The therapist's website should list their qualifications, training and where they're licensed to practice.
In most cases, the website will also share information about issues the therapist specializes in (like stress, eating disorders or grief, to name a few), populations the therapist has experience working with (like children, couples or people who speak a specific language) and the types of treatment they offer (like art therapy or cognitive behavioral therapy).
A lack of details could be a red flag, though: "If they don't have a website or the information isn't listed, I'd be a little leery," Kitley says.
6. Connect With Your Finalists
Once you've done your research, narrow your list of potential therapists down to three to five candidates who seem like they could be the best fit, Kitley says.
"It's important to have a couple names at hand," she says. "Especially now, a lot of therapists are very full. So finding the one you'll see could end up being about scheduling."

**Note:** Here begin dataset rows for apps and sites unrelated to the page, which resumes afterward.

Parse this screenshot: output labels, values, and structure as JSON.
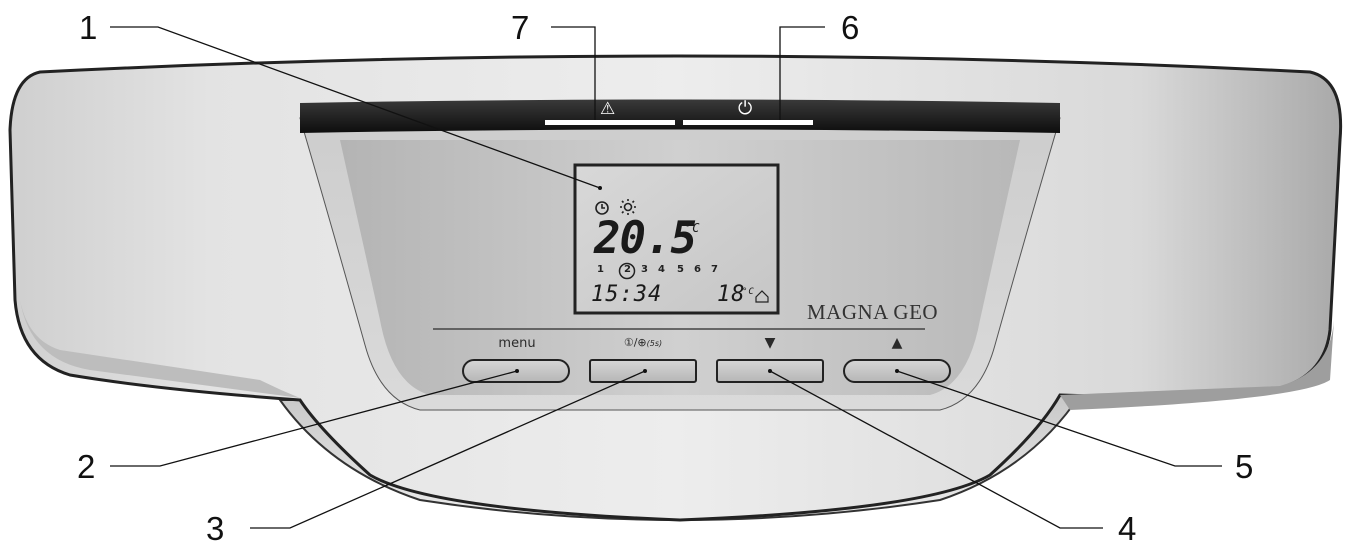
{
  "callouts": [
    "1",
    "2",
    "3",
    "4",
    "5",
    "6",
    "7"
  ],
  "status_bar": {
    "alarm_symbol": "⚠",
    "power_symbol": "⏻"
  },
  "display": {
    "clock_icon": "clock-icon",
    "sun_icon": "sun-icon",
    "temperature": "20.5",
    "temperature_unit": "°C",
    "days": [
      "1",
      "2",
      "3",
      "4",
      "5",
      "6",
      "7"
    ],
    "selected_day": "2",
    "time": "15:34",
    "setback_temperature": "18",
    "setback_unit": "°C"
  },
  "brand": "MAGNA GEO",
  "buttons": {
    "menu_label": "menu",
    "info_label_a": "①/",
    "info_label_b": "⊕",
    "info_label_c": "(5s)",
    "down_symbol": "▼",
    "up_symbol": "▲"
  }
}
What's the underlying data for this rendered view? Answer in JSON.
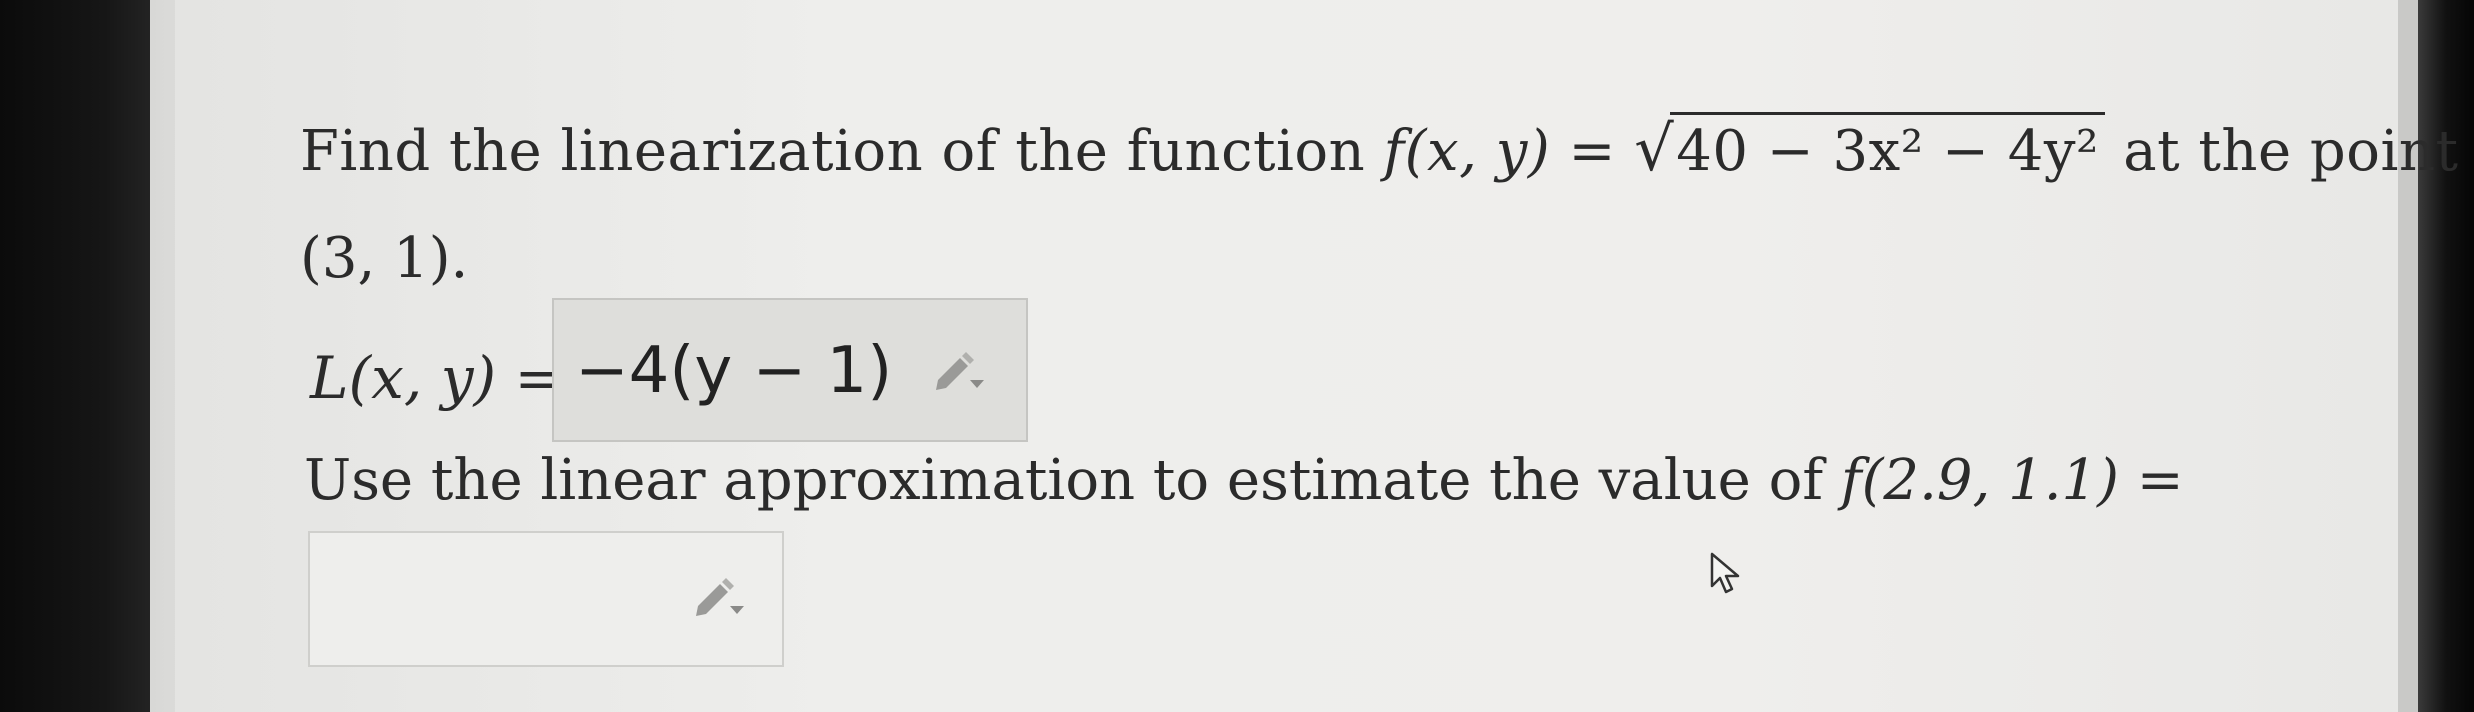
{
  "question": {
    "part1_prefix": "Find the linearization of the function ",
    "function_lhs": "f(x, y) = ",
    "radicand": "40 − 3x² − 4y²",
    "part1_suffix": " at the point",
    "point": "(3, 1).",
    "linearization_label": "L(x, y) =",
    "linearization_answer": "−4(y − 1)",
    "part2_text": "Use the linear approximation to estimate the value of ",
    "part2_expr": "f(2.9, 1.1) ="
  },
  "approximation_answer": "",
  "icons": {
    "answer_editor": "pencil-dropdown-icon",
    "empty_editor": "pencil-dropdown-icon",
    "cursor": "mouse-pointer-icon"
  }
}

You can contact your picks via email or phone to learn their availability, Kitley says. If you're looking for additional information that wasn't listed on the therapist's website — like fees, scheduling or cancellation policies — now's a good time to ask.
Want to learn a little more about the therapist before committing to a full session? "A lot of therapists offer free consultations on the phone or via video to provide some insight on what you might need," Levy says.
7. Try a Session
Your initial visit with the therapist — sometimes called an intake appointment — is a chance to discuss your background, what brought you to therapy and what you'd like to work on. It's also a great opportunity for you to get a sense for whether you feel comfortable around and connected to the therapist.
"So much of it is your gut. It's almost like you're going on a first date, looking to see if the person hears and understands you," Kitley says. For instance, if you feel judged or get a sense that the therapist isn't paying attention to what you're saying, those are signs that the relationship isn't a good fit, she says.
Keep in mind, too, that you won't always click with a therapist right away — or ever. "It can be hard to find someone that feels like a good match. You could try one or two more sessions to see how it feels," Levy says.
But if you're still not meshing or don't feel comfortable making another appointment, it's fine to move on. Go back to your list, book a session with another one of your picks and try again. Before long, you'll find your fit.
What Else to Expect From Your First Session
After learning about your background and goals for treatment, a therapist may be able to give you a rough idea for how long it might take before you start to see results. “I like to tell patients that I hope for them to be making progress within six to eight weeks,” Kitley says.
You can also ask about setting milestones to measure your success, like having fewer panic attacks or engaging in certain activities with less anxiety.